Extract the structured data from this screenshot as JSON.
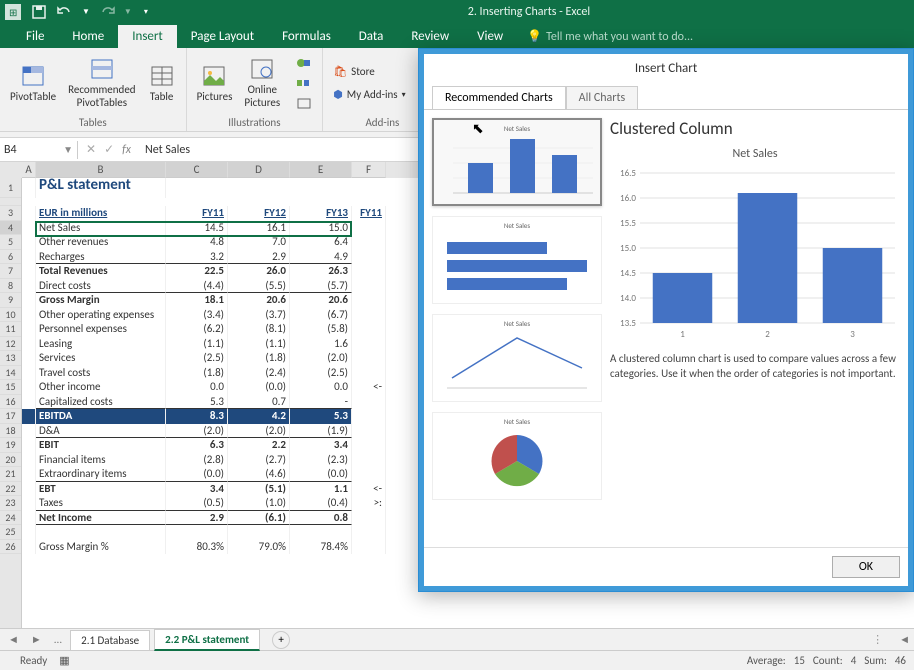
{
  "window": {
    "title": "2. Inserting Charts - Excel"
  },
  "qat": {
    "items": [
      "save",
      "undo",
      "redo"
    ]
  },
  "tabs": {
    "file": "File",
    "home": "Home",
    "insert": "Insert",
    "page_layout": "Page Layout",
    "formulas": "Formulas",
    "data": "Data",
    "review": "Review",
    "view": "View",
    "tell_me": "Tell me what you want to do..."
  },
  "ribbon": {
    "tables": {
      "pivot": "PivotTable",
      "recommended": "Recommended\nPivotTables",
      "table": "Table",
      "group": "Tables"
    },
    "illustrations": {
      "pictures": "Pictures",
      "online": "Online\nPictures",
      "group": "Illustrations"
    },
    "addins": {
      "store": "Store",
      "myaddins": "My Add-ins",
      "group": "Add-ins"
    }
  },
  "name_box": "B4",
  "formula_value": "Net Sales",
  "sheet_title": "P&L statement",
  "col_headers": [
    "A",
    "B",
    "C",
    "D",
    "E",
    "F"
  ],
  "headers": {
    "eur": "EUR in millions",
    "fy11": "FY11",
    "fy12": "FY12",
    "fy13": "FY13",
    "fy11f": "FY11"
  },
  "rows": [
    {
      "n": 4,
      "b": "Net Sales",
      "c": "14.5",
      "d": "16.1",
      "e": "15.0",
      "sel": true
    },
    {
      "n": 5,
      "b": "Other revenues",
      "c": "4.8",
      "d": "7.0",
      "e": "6.4"
    },
    {
      "n": 6,
      "b": "Recharges",
      "c": "3.2",
      "d": "2.9",
      "e": "4.9",
      "bb": true
    },
    {
      "n": 7,
      "b": "Total Revenues",
      "c": "22.5",
      "d": "26.0",
      "e": "26.3",
      "bold": true
    },
    {
      "n": 8,
      "b": "Direct costs",
      "c": "(4.4)",
      "d": "(5.5)",
      "e": "(5.7)",
      "bb": true
    },
    {
      "n": 9,
      "b": "Gross Margin",
      "c": "18.1",
      "d": "20.6",
      "e": "20.6",
      "bold": true
    },
    {
      "n": 10,
      "b": "Other operating expenses",
      "c": "(3.4)",
      "d": "(3.7)",
      "e": "(6.7)"
    },
    {
      "n": 11,
      "b": "Personnel expenses",
      "c": "(6.2)",
      "d": "(8.1)",
      "e": "(5.8)"
    },
    {
      "n": 12,
      "b": "Leasing",
      "c": "(1.1)",
      "d": "(1.1)",
      "e": "1.6"
    },
    {
      "n": 13,
      "b": "Services",
      "c": "(2.5)",
      "d": "(1.8)",
      "e": "(2.0)"
    },
    {
      "n": 14,
      "b": "Travel costs",
      "c": "(1.8)",
      "d": "(2.4)",
      "e": "(2.5)"
    },
    {
      "n": 15,
      "b": "Other income",
      "c": "0.0",
      "d": "(0.0)",
      "e": "0.0",
      "f": "<-"
    },
    {
      "n": 16,
      "b": "Capitalized costs",
      "c": "5.3",
      "d": "0.7",
      "e": "-",
      "bb": true
    },
    {
      "n": 17,
      "b": "EBITDA",
      "c": "8.3",
      "d": "4.2",
      "e": "5.3",
      "ebitda": true
    },
    {
      "n": 18,
      "b": "D&A",
      "c": "(2.0)",
      "d": "(2.0)",
      "e": "(1.9)",
      "bb": true
    },
    {
      "n": 19,
      "b": "EBIT",
      "c": "6.3",
      "d": "2.2",
      "e": "3.4",
      "bold": true
    },
    {
      "n": 20,
      "b": "Financial items",
      "c": "(2.8)",
      "d": "(2.7)",
      "e": "(2.3)"
    },
    {
      "n": 21,
      "b": "Extraordinary items",
      "c": "(0.0)",
      "d": "(4.6)",
      "e": "(0.0)",
      "bb": true
    },
    {
      "n": 22,
      "b": "EBT",
      "c": "3.4",
      "d": "(5.1)",
      "e": "1.1",
      "bold": true,
      "f": "<-"
    },
    {
      "n": 23,
      "b": "Taxes",
      "c": "(0.5)",
      "d": "(1.0)",
      "e": "(0.4)",
      "bb": true,
      "f": ">:"
    },
    {
      "n": 24,
      "b": "Net Income",
      "c": "2.9",
      "d": "(6.1)",
      "e": "0.8",
      "bold": true,
      "bb": true
    },
    {
      "n": 25,
      "b": "",
      "c": "",
      "d": "",
      "e": ""
    },
    {
      "n": 26,
      "b": "Gross Margin %",
      "c": "80.3%",
      "d": "79.0%",
      "e": "78.4%"
    }
  ],
  "sheet_tabs": {
    "prev": "...",
    "db": "2.1 Database",
    "pl": "2.2 P&L statement"
  },
  "status": {
    "ready": "Ready",
    "avg_lbl": "Average:",
    "avg": "15",
    "cnt_lbl": "Count:",
    "cnt": "4",
    "sum_lbl": "Sum:",
    "sum": "46"
  },
  "dialog": {
    "title": "Insert Chart",
    "tab_rec": "Recommended Charts",
    "tab_all": "All Charts",
    "thumb_title": "Net Sales",
    "preview_title": "Clustered Column",
    "chart_title": "Net Sales",
    "desc": "A clustered column chart is used to compare values across a few categories. Use it when the order of categories is not important.",
    "ok": "OK"
  },
  "chart_data": {
    "type": "bar",
    "title": "Net Sales",
    "categories": [
      "1",
      "2",
      "3"
    ],
    "values": [
      14.5,
      16.1,
      15.0
    ],
    "ylim": [
      13.5,
      16.5
    ],
    "yticks": [
      13.5,
      14.0,
      14.5,
      15.0,
      15.5,
      16.0,
      16.5
    ],
    "xlabel": "",
    "ylabel": ""
  }
}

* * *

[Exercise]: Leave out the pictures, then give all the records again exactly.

[Task result]:
Extract the structured data from this screenshot as JSON.
{
  "window": {
    "title": "2. Inserting Charts - Excel"
  },
  "qat": {
    "items": [
      "save",
      "undo",
      "redo"
    ]
  },
  "tabs": {
    "file": "File",
    "home": "Home",
    "insert": "Insert",
    "page_layout": "Page Layout",
    "formulas": "Formulas",
    "data": "Data",
    "review": "Review",
    "view": "View",
    "tell_me": "Tell me what you want to do..."
  },
  "ribbon": {
    "tables": {
      "pivot": "PivotTable",
      "recommended": "Recommended\nPivotTables",
      "table": "Table",
      "group": "Tables"
    },
    "illustrations": {
      "pictures": "Pictures",
      "online": "Online\nPictures",
      "group": "Illustrations"
    },
    "addins": {
      "store": "Store",
      "myaddins": "My Add-ins",
      "group": "Add-ins"
    }
  },
  "name_box": "B4",
  "formula_value": "Net Sales",
  "sheet_title": "P&L statement",
  "col_headers": [
    "A",
    "B",
    "C",
    "D",
    "E",
    "F"
  ],
  "headers": {
    "eur": "EUR in millions",
    "fy11": "FY11",
    "fy12": "FY12",
    "fy13": "FY13",
    "fy11f": "FY11"
  },
  "rows": [
    {
      "n": 4,
      "b": "Net Sales",
      "c": "14.5",
      "d": "16.1",
      "e": "15.0",
      "sel": true
    },
    {
      "n": 5,
      "b": "Other revenues",
      "c": "4.8",
      "d": "7.0",
      "e": "6.4"
    },
    {
      "n": 6,
      "b": "Recharges",
      "c": "3.2",
      "d": "2.9",
      "e": "4.9",
      "bb": true
    },
    {
      "n": 7,
      "b": "Total Revenues",
      "c": "22.5",
      "d": "26.0",
      "e": "26.3",
      "bold": true
    },
    {
      "n": 8,
      "b": "Direct costs",
      "c": "(4.4)",
      "d": "(5.5)",
      "e": "(5.7)",
      "bb": true
    },
    {
      "n": 9,
      "b": "Gross Margin",
      "c": "18.1",
      "d": "20.6",
      "e": "20.6",
      "bold": true
    },
    {
      "n": 10,
      "b": "Other operating expenses",
      "c": "(3.4)",
      "d": "(3.7)",
      "e": "(6.7)"
    },
    {
      "n": 11,
      "b": "Personnel expenses",
      "c": "(6.2)",
      "d": "(8.1)",
      "e": "(5.8)"
    },
    {
      "n": 12,
      "b": "Leasing",
      "c": "(1.1)",
      "d": "(1.1)",
      "e": "1.6"
    },
    {
      "n": 13,
      "b": "Services",
      "c": "(2.5)",
      "d": "(1.8)",
      "e": "(2.0)"
    },
    {
      "n": 14,
      "b": "Travel costs",
      "c": "(1.8)",
      "d": "(2.4)",
      "e": "(2.5)"
    },
    {
      "n": 15,
      "b": "Other income",
      "c": "0.0",
      "d": "(0.0)",
      "e": "0.0",
      "f": "<-"
    },
    {
      "n": 16,
      "b": "Capitalized costs",
      "c": "5.3",
      "d": "0.7",
      "e": "-",
      "bb": true
    },
    {
      "n": 17,
      "b": "EBITDA",
      "c": "8.3",
      "d": "4.2",
      "e": "5.3",
      "ebitda": true
    },
    {
      "n": 18,
      "b": "D&A",
      "c": "(2.0)",
      "d": "(2.0)",
      "e": "(1.9)",
      "bb": true
    },
    {
      "n": 19,
      "b": "EBIT",
      "c": "6.3",
      "d": "2.2",
      "e": "3.4",
      "bold": true
    },
    {
      "n": 20,
      "b": "Financial items",
      "c": "(2.8)",
      "d": "(2.7)",
      "e": "(2.3)"
    },
    {
      "n": 21,
      "b": "Extraordinary items",
      "c": "(0.0)",
      "d": "(4.6)",
      "e": "(0.0)",
      "bb": true
    },
    {
      "n": 22,
      "b": "EBT",
      "c": "3.4",
      "d": "(5.1)",
      "e": "1.1",
      "bold": true,
      "f": "<-"
    },
    {
      "n": 23,
      "b": "Taxes",
      "c": "(0.5)",
      "d": "(1.0)",
      "e": "(0.4)",
      "bb": true,
      "f": ">:"
    },
    {
      "n": 24,
      "b": "Net Income",
      "c": "2.9",
      "d": "(6.1)",
      "e": "0.8",
      "bold": true,
      "bb": true
    },
    {
      "n": 25,
      "b": "",
      "c": "",
      "d": "",
      "e": ""
    },
    {
      "n": 26,
      "b": "Gross Margin %",
      "c": "80.3%",
      "d": "79.0%",
      "e": "78.4%"
    }
  ],
  "sheet_tabs": {
    "prev": "...",
    "db": "2.1 Database",
    "pl": "2.2 P&L statement"
  },
  "status": {
    "ready": "Ready",
    "avg_lbl": "Average:",
    "avg": "15",
    "cnt_lbl": "Count:",
    "cnt": "4",
    "sum_lbl": "Sum:",
    "sum": "46"
  },
  "dialog": {
    "title": "Insert Chart",
    "tab_rec": "Recommended Charts",
    "tab_all": "All Charts",
    "thumb_title": "Net Sales",
    "preview_title": "Clustered Column",
    "chart_title": "Net Sales",
    "desc": "A clustered column chart is used to compare values across a few categories. Use it when the order of categories is not important.",
    "ok": "OK"
  },
  "chart_data": {
    "type": "bar",
    "title": "Net Sales",
    "categories": [
      "1",
      "2",
      "3"
    ],
    "values": [
      14.5,
      16.1,
      15.0
    ],
    "ylim": [
      13.5,
      16.5
    ],
    "yticks": [
      13.5,
      14.0,
      14.5,
      15.0,
      15.5,
      16.0,
      16.5
    ],
    "xlabel": "",
    "ylabel": ""
  }
}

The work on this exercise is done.